Dataset rows for apps and sites:
★ ★ ★ ★ ★ ★ ★
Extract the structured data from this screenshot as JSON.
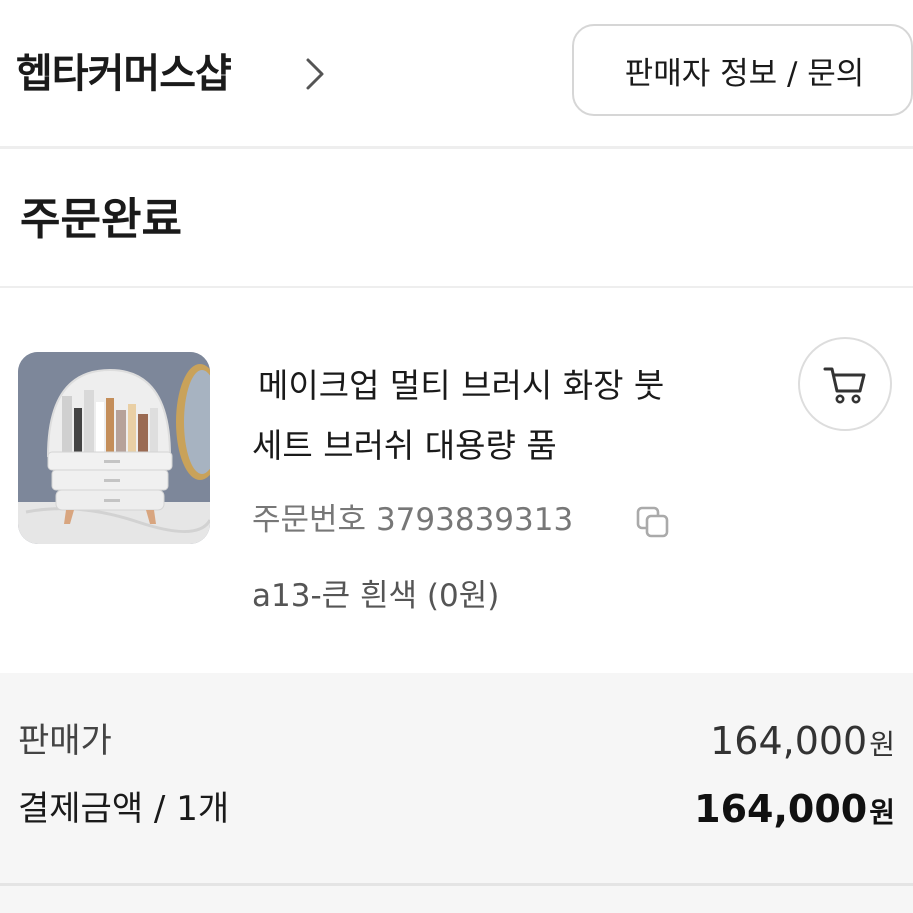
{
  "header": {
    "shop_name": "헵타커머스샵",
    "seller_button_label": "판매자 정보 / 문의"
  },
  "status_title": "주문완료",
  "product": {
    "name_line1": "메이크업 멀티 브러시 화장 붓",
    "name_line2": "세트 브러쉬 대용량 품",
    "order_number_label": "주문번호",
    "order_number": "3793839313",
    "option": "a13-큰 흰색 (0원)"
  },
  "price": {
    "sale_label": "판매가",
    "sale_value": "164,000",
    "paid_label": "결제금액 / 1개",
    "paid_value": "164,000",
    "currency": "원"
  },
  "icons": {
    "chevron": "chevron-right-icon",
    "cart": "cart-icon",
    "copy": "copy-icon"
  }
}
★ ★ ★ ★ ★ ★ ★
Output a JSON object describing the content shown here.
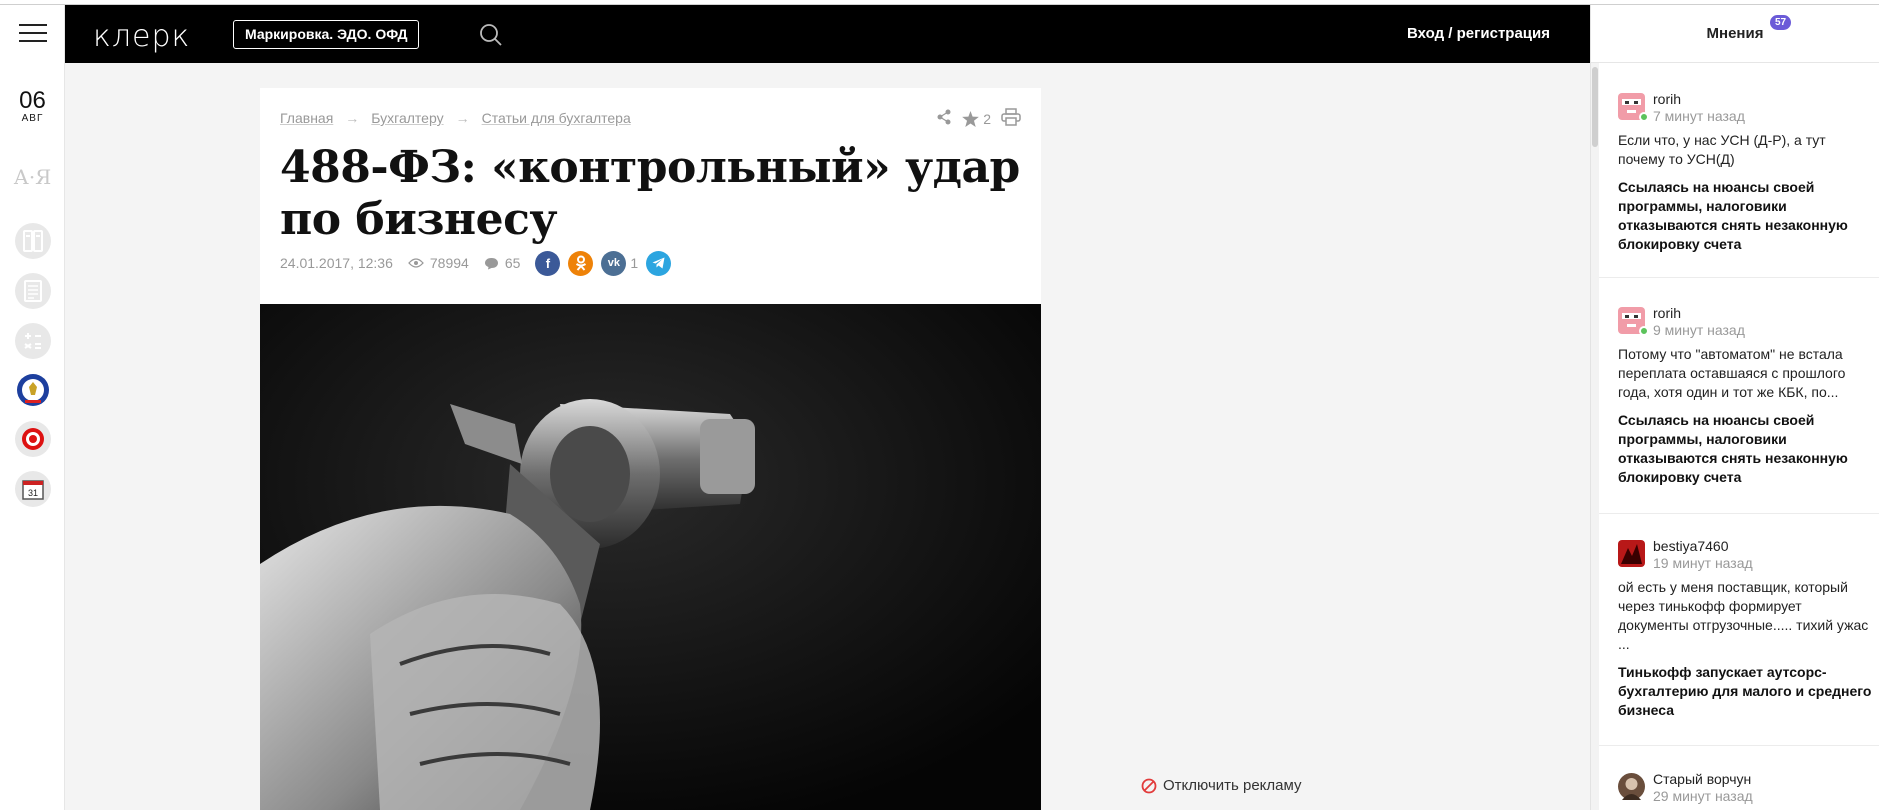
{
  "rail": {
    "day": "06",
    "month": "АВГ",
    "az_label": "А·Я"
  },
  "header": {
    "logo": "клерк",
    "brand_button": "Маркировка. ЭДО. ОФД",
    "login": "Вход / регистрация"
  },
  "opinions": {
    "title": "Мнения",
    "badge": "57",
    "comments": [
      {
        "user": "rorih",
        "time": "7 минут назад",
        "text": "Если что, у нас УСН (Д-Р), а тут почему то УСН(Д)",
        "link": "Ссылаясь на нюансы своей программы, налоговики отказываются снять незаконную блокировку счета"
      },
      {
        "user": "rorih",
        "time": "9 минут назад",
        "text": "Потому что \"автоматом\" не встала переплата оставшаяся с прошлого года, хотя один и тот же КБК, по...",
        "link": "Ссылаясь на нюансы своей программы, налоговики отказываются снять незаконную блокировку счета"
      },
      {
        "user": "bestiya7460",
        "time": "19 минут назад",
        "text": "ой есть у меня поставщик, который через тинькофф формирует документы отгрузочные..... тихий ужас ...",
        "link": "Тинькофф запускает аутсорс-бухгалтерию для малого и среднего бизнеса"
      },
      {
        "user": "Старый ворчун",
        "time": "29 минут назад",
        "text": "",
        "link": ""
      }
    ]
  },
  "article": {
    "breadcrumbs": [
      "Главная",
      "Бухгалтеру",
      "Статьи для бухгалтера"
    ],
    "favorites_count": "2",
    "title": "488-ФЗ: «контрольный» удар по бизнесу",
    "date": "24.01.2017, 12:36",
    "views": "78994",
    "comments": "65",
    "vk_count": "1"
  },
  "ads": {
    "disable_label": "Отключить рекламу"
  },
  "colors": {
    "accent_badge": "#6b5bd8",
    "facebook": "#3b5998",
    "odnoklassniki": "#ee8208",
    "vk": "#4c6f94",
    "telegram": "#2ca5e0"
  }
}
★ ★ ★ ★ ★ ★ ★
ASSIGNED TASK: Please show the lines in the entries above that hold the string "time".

EXPECTED ANSWER:
        "time": "7 минут назад",
        "time": "9 минут назад",
        "time": "19 минут назад",
        "time": "29 минут назад",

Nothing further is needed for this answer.